Are you aware of aperiodic speaker enclosure designs? There is a lot of good things to study there. I must confess that I am a bit biased tho because I use an aperiodic design in my speakers.... which are (gasp) omni directional. So - I am really familiar with people throwing things like rotten veggies at me....
Neat idea. I think what you have drawn may actually act more like a series of resonant Helmholtz resonators rather than a gun silencer (which acts more like a muffler for high velocity gases by reducing the differential in the gun's escaping gases by storing the expansion and releasing them sequentially, thereby reducing the sudden gas expansion that accompanies a gun shot's gases. Note that a bullet traveling at supersonic speeds still makes its own sonic boom - so silencers are truly only effective for special sub-sonic cartridges used in movies. In real life - not effective at all with conventioal supersonic ammo.
Anyhow, the tapered spiral (semi-infinite tube) like the B&W Nautilus also aims to achieve this.
Yes, silencers are effective with super-sonic ammunition.
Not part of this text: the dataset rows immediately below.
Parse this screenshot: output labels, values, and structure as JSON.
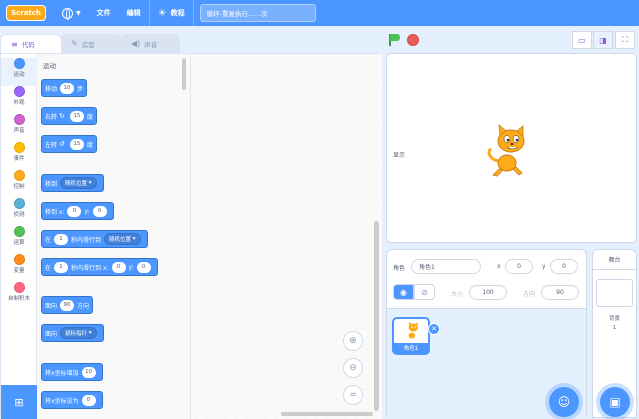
{
  "menubar": {
    "logo": "Scratch",
    "file": "文件",
    "edit": "编辑",
    "tutorials": "教程",
    "project_title": "循环-重复执行……次"
  },
  "tabs": [
    {
      "label": "代码",
      "icon": "code-icon"
    },
    {
      "label": "造型",
      "icon": "paintbrush-icon"
    },
    {
      "label": "声音",
      "icon": "speaker-icon"
    }
  ],
  "categories": [
    {
      "label": "运动",
      "color": "#4c97ff"
    },
    {
      "label": "外观",
      "color": "#9966ff"
    },
    {
      "label": "声音",
      "color": "#cf63cf"
    },
    {
      "label": "事件",
      "color": "#ffbf00"
    },
    {
      "label": "控制",
      "color": "#ffab19"
    },
    {
      "label": "侦测",
      "color": "#5cb1d6"
    },
    {
      "label": "运算",
      "color": "#59c059"
    },
    {
      "label": "变量",
      "color": "#ff8c1a"
    },
    {
      "label": "自制积木",
      "color": "#ff6680"
    }
  ],
  "palette": {
    "section_label": "运动",
    "blocks": {
      "move": {
        "a": "移动",
        "v": "10",
        "b": "步"
      },
      "turn_right": {
        "a": "右转",
        "v": "15",
        "b": "度"
      },
      "turn_left": {
        "a": "左转",
        "v": "15",
        "b": "度"
      },
      "goto": {
        "a": "移到",
        "dd": "随机位置"
      },
      "goto_xy": {
        "a": "移到 x:",
        "x": "0",
        "b": "y:",
        "y": "0"
      },
      "glide_to": {
        "a": "在",
        "v": "1",
        "b": "秒内滑行到",
        "dd": "随机位置"
      },
      "glide_xy": {
        "a": "在",
        "v": "1",
        "b": "秒内滑行到 x:",
        "x": "0",
        "c": "y:",
        "y": "0"
      },
      "point_dir": {
        "a": "面向",
        "v": "90",
        "b": "方向"
      },
      "point_towards": {
        "a": "面向",
        "dd": "鼠标指针"
      },
      "change_x": {
        "a": "将x坐标增加",
        "v": "10"
      },
      "set_x": {
        "a": "将x坐标设为",
        "v": "0"
      }
    }
  },
  "sprite_info": {
    "sprite_label": "角色",
    "sprite_name": "角色1",
    "x_label": "x",
    "x_value": "0",
    "y_label": "y",
    "y_value": "0",
    "show_label": "显示",
    "size_label": "大小",
    "size_value": "100",
    "direction_label": "方向",
    "direction_value": "90"
  },
  "sprite_list": [
    {
      "name": "角色1"
    }
  ],
  "stage_pane": {
    "title": "舞台",
    "backdrops_label": "背景",
    "backdrops_count": "1"
  }
}
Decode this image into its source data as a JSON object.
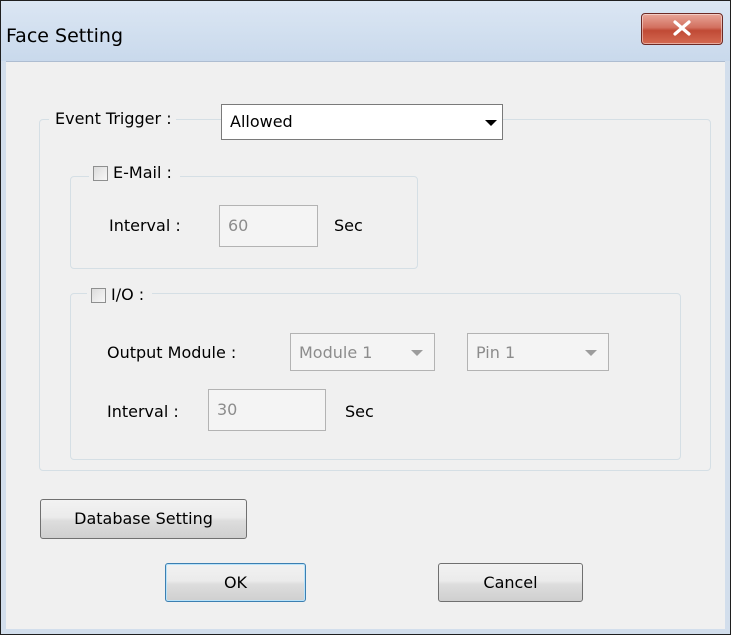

A silencer for, say a .308 sniper rifle is similar in size & shape to an automotive "glasspack" muffler ( One can easily build one with said muffler).
A rifle sound is composed of two elements, the muzzle blast and the "report" of the projectile breaking the sound barrier. The muzzle blast is far louder & can be muffled, the "crack" sound is the projectile. Fortunately the crack sound eminates along the flight path making it difficult to localize, the muzzle blast can be localized.....both are heard well after the projectile finds its mark.
Thanks for the link to Hartley.
I love the simplicity of the early audio pioneer's R&D, very focused on sound quality and common sense as well as a solid grounding in the physics and maths.
Today there is such a huge choice of low cost computer / software and sophisticated measurement equipment that some folks get lost in the world of measuring .... Because they can!
They get fixated on a particular technical aspect they can measure to the N'th degree and this eventually leads to the point where their oscilliscope & screens become more important than their ears...
Thanks again for this and all your very valuable contributions, I know I have learned a lot from your good self!
Here are pictures of my prototype.
A fried had build me the frames. The green stuff is a soft fiber board.
The box is held together with tapped steel rods and big screws so i can change the fiberboards. I experimented with different diameter holes and arrangements ( big to small,
small to big, mixed ) but that did not make a big difference. The box is undamped otherwise.
I will publish some measurements soon.
Here are maesurements.
Nearfield, farfield, round exit pink noise, round exit sine sweep.
I modified the BG20. I cut away the wizzer and coated the membrane.
Response is qiute extended and linear, a bit rising.
That can be taken care of by the crossover.
The impedance curve looks a bit like a reflex box but with very low mechanical losses.
You see that in the steep impedance peaks. I think this is the main advantage of this kind of enclosure. The speaker is controled by the amplifier and not so much by the box.
i would say this is the oposite of a transmission line that goes down deep but also has energy storage and loss. The boffle will draw much less current from the amp for the same output. Maybe the transmission line goes deeper but it will likely be much bigger in size.
The offset holed-baffles were exactly what I was thinking. Cool modular build!
I gotta say, the impedance curve is very similar to that of a 12" Karlson. Fb=60Hz, with a valley at ~155Hz (Fb2) and a smaller peak at ~200Hz. In the case of the Karlson, these are the rear and front chamber tunings. What could it be here?